As new enrolments of international students in the United States falls for the third consecutive year, a question looms large for US universities and colleges. Is Donald Trump to blame for this decline?
New enrolments in the US dropped by 6.6 per cent in 2017-2018, a trend that was first observed in the 2015-2016 academic year. While the US continues to be the destination of choice for foreign students, this year close to half of all institutions reported a drop in numbers of foreign students, with the strongest decline (4 per cent) seen in the Midwest, followed by the West and the South.
The drop is being attributed to several factors. The Autumn 2018 Report of the International Student Enrolment Hot Topics published by the Institute of International Education (IIE) identifies four contributing factors: difficulties obtaining visas, the US social and political climate, increasing global competition for talent, and the increasing cost of higher education. The Trump administration has had a direct impact on the first two while significantly contributing to the third.

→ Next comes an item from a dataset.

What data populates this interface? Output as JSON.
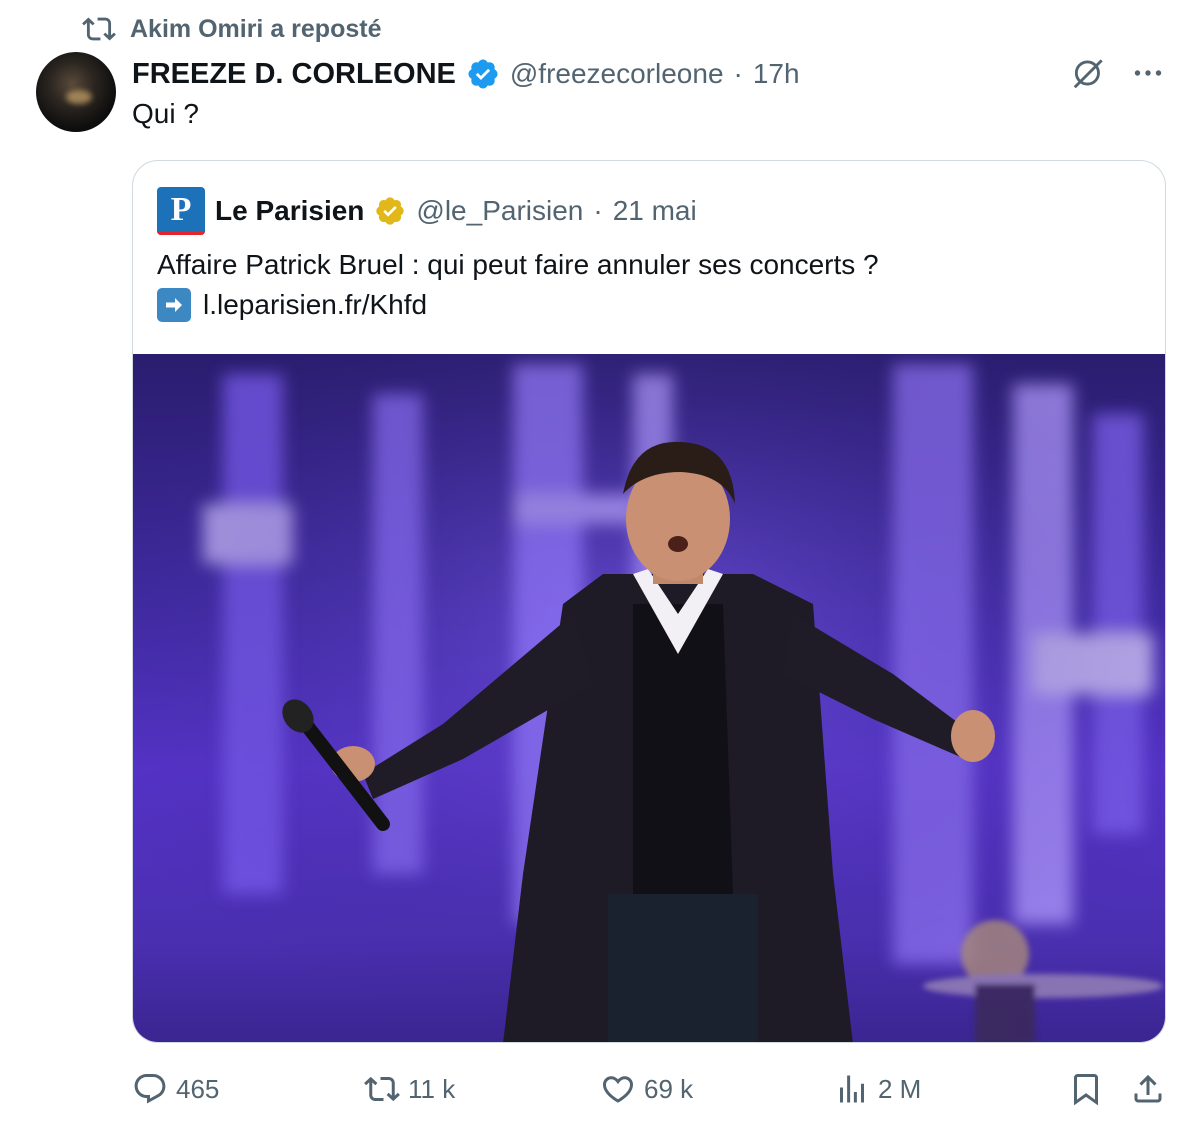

Reports of racist language and graffiti, activities of white nationalist student groups, a spike in advocacy of alt-right movements on campus, and distribution of provocative fliers have forced colleges to work harder at allaying fears among prospective students. The Anti-Defamation League reported a 77-per-cent increase in activities of white supremacist groups targeting college campuses during the 2017-2018 academic year, with the distributed materials often being inspired by Trump-related themes of the “Caravan” of migrants and “Making America American”.
Other measures resulting from Trump policies have also increased apprehension among prospective students. Though the rhetoric is focused on border and immigration controls, recent plans by the United States Citizenship and Immigration Services to redefine the term “unlawful presence” for people holding student visas and in exchange programmes have caused concern among potential applicants.
Two-thirds of international students in the US come from China and India, and incidents of visa restrictions, particularly for Chinese students, are beginning to spoil the pitch for universities. With the US security establishment voicing concerns about academic institutions being infiltrated, there are reports that key aides of President Trump have even suggested a blanket ban on all student visas from China. If the single largest source of incoming international students is targeted, US universities will find it more difficult to attract Chinese students. Moreover, universities in China are climbing up the global rankings, thereby taking the relative sheen off their North American and European counterparts.
Equally crucial are reactions both within and outside the US. To dispel notions of racism that may hamper student applications, US college recruitment fairs are emphasising diversity and inclusiveness while at the same time showcasing the achievements of international faculty and students. Colleges are also devoting considerable time to facilitating visa applications and making the process appear less daunting for applicants.
Secondly, countries with robust higher education systems are opening their borders to international students. Australia is already a huge educational destination, while universities in mainland Europe are launching English-language programmes. Scandinavian countries now regularly highlight such programmes while encouraging internships and academic partnerships with BRICS countries.
China itself is an extremely attractive option for students. Aided by the spread of Chinese language classes and substantive scholarships, international students from both Asia and Africa are looking at China as an educational destination. It is now estimated that of the 26 million college students in China, half a million are international students.
For the United States this could be bad news, since for almost 150 years its universities have been magnets for global talent. The US “brand” has long enticed the best international brains, thus contributing to US universities’ research capabilities and the country’s human capital. Moreover, international students are a major earner, contributing $42.4 billion (Bt1.38 trillion) to the US economy in 2017.
In 1862, the Morrill Act incentivised the creation of universities and contributed to the emergence of the United States as a superpower in the 20th century. In 2018, can the US maintain its pre-eminent position? Or will Trump’s policies upend the status quo and create space and opportunities for others to challenge American supremacy in education?
Published in The Nation http://www.nationmultimedia.com/detail/opinion/30361123